- Optic nerve head drusen are pockets of protein and calcium salts that build up in the optic nerve over time
Contact your health care provider if you are having vision problems. Tests for optic nerve disorders may include eye exams, ophthalmoscopy (an examination of the back of your eye), and imaging tests. Treatment depends on which disorder that you have. With some optic nerve disorders, you may get your vision back. With others, there is no treatment, or treatment may only prevent further vision loss.
- Optic glioma (Medical Encyclopedia)
- Optic nerve atrophy (Medical Encyclopedia)
- Optic neuritis (Medical Encyclopedia)
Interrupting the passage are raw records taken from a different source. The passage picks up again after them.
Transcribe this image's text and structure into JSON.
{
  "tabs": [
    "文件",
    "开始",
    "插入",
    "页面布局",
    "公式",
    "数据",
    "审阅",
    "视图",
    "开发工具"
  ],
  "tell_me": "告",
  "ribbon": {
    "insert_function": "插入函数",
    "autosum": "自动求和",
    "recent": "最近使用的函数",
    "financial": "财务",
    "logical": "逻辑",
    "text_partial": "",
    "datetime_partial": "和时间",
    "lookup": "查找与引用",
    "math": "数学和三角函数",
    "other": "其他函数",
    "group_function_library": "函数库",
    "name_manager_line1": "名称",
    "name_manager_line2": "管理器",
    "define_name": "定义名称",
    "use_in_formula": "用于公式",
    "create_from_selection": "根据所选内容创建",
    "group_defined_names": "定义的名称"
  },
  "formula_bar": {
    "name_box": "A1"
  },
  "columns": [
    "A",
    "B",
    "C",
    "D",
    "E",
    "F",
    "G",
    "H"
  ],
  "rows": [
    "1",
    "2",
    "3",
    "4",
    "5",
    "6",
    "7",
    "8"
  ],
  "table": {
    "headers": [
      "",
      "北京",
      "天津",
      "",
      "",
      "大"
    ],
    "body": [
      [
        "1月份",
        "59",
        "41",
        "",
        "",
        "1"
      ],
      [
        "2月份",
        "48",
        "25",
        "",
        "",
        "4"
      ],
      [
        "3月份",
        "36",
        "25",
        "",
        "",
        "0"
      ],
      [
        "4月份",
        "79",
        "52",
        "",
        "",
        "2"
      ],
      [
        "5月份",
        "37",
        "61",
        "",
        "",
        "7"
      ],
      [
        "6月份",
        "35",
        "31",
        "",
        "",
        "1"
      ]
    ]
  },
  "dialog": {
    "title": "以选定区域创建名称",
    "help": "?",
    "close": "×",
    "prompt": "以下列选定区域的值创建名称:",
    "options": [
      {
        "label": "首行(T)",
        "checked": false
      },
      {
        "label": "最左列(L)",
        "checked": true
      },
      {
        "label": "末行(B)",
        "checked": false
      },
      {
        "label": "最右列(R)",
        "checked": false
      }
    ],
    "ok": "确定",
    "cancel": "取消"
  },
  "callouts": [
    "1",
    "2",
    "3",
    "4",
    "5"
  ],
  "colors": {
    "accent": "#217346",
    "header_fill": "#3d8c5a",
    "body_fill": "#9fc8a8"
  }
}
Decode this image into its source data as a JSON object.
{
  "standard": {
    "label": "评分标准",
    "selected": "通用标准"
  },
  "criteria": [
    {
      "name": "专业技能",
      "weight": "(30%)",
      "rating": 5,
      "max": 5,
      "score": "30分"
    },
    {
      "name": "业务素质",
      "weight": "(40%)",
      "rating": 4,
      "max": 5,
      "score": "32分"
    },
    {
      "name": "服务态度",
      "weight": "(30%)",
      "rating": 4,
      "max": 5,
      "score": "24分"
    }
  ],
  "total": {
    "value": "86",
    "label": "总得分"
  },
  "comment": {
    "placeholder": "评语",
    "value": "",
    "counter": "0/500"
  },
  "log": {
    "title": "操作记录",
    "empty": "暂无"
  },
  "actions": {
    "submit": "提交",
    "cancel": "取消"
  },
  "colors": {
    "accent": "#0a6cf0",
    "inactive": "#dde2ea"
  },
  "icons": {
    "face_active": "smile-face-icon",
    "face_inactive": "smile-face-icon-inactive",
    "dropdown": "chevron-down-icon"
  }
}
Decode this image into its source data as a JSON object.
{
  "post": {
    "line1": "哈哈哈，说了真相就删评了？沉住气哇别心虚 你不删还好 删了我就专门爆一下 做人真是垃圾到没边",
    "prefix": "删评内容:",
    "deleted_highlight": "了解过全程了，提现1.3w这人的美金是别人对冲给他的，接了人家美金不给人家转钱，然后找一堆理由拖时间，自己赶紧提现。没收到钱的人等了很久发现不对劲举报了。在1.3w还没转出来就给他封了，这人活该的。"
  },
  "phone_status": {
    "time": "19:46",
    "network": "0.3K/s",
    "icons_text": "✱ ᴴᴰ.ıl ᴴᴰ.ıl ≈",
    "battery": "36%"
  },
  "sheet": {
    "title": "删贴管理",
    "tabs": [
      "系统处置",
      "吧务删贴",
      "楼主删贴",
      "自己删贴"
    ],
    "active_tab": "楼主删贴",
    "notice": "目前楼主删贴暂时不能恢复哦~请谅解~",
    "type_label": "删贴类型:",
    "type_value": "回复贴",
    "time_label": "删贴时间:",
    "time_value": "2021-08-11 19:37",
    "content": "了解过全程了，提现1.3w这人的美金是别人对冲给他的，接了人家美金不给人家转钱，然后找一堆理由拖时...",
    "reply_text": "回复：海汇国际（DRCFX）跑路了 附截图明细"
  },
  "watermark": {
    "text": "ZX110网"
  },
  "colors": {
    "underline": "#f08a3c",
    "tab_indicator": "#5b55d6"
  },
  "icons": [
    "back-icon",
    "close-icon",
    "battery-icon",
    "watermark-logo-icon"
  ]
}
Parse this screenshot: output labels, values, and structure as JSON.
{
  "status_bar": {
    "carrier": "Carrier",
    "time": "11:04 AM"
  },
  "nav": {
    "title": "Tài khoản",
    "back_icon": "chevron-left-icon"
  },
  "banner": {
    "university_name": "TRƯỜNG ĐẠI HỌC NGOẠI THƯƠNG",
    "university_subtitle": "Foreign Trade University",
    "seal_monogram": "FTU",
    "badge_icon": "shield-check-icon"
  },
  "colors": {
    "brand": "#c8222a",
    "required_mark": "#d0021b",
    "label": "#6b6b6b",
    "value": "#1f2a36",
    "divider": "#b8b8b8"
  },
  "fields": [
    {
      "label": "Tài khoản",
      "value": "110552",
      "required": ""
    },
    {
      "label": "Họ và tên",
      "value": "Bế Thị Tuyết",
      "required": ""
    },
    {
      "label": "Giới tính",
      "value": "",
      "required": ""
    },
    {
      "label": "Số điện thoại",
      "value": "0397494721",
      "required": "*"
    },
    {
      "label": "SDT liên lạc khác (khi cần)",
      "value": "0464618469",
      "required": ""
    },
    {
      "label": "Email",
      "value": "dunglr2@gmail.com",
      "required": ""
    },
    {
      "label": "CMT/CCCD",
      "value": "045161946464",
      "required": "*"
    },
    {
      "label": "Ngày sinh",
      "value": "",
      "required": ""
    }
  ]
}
General Equivalence Map Definitions
The ICD-10 and ICD-9 GEMs are used to facilitate linking between the diagnosis codes in ICD-9-CM and the new ICD-10-CM code set. The GEMs are the raw material from which providers, health information vendors and payers can derive specific applied mappings to meet their needs.
- Approximate Flag - The approximate flag is on, indicating that the relationship between the code in the source system and the code in the target system is an approximate equivalent.
- No Map Flag - The no map flag indicates that a code in the source system is not linked to any code in the target system.
- Combination Flag - The combination flag indicates that more than one code in the target system is required to satisfy the full equivalent meaning of a code in the source system.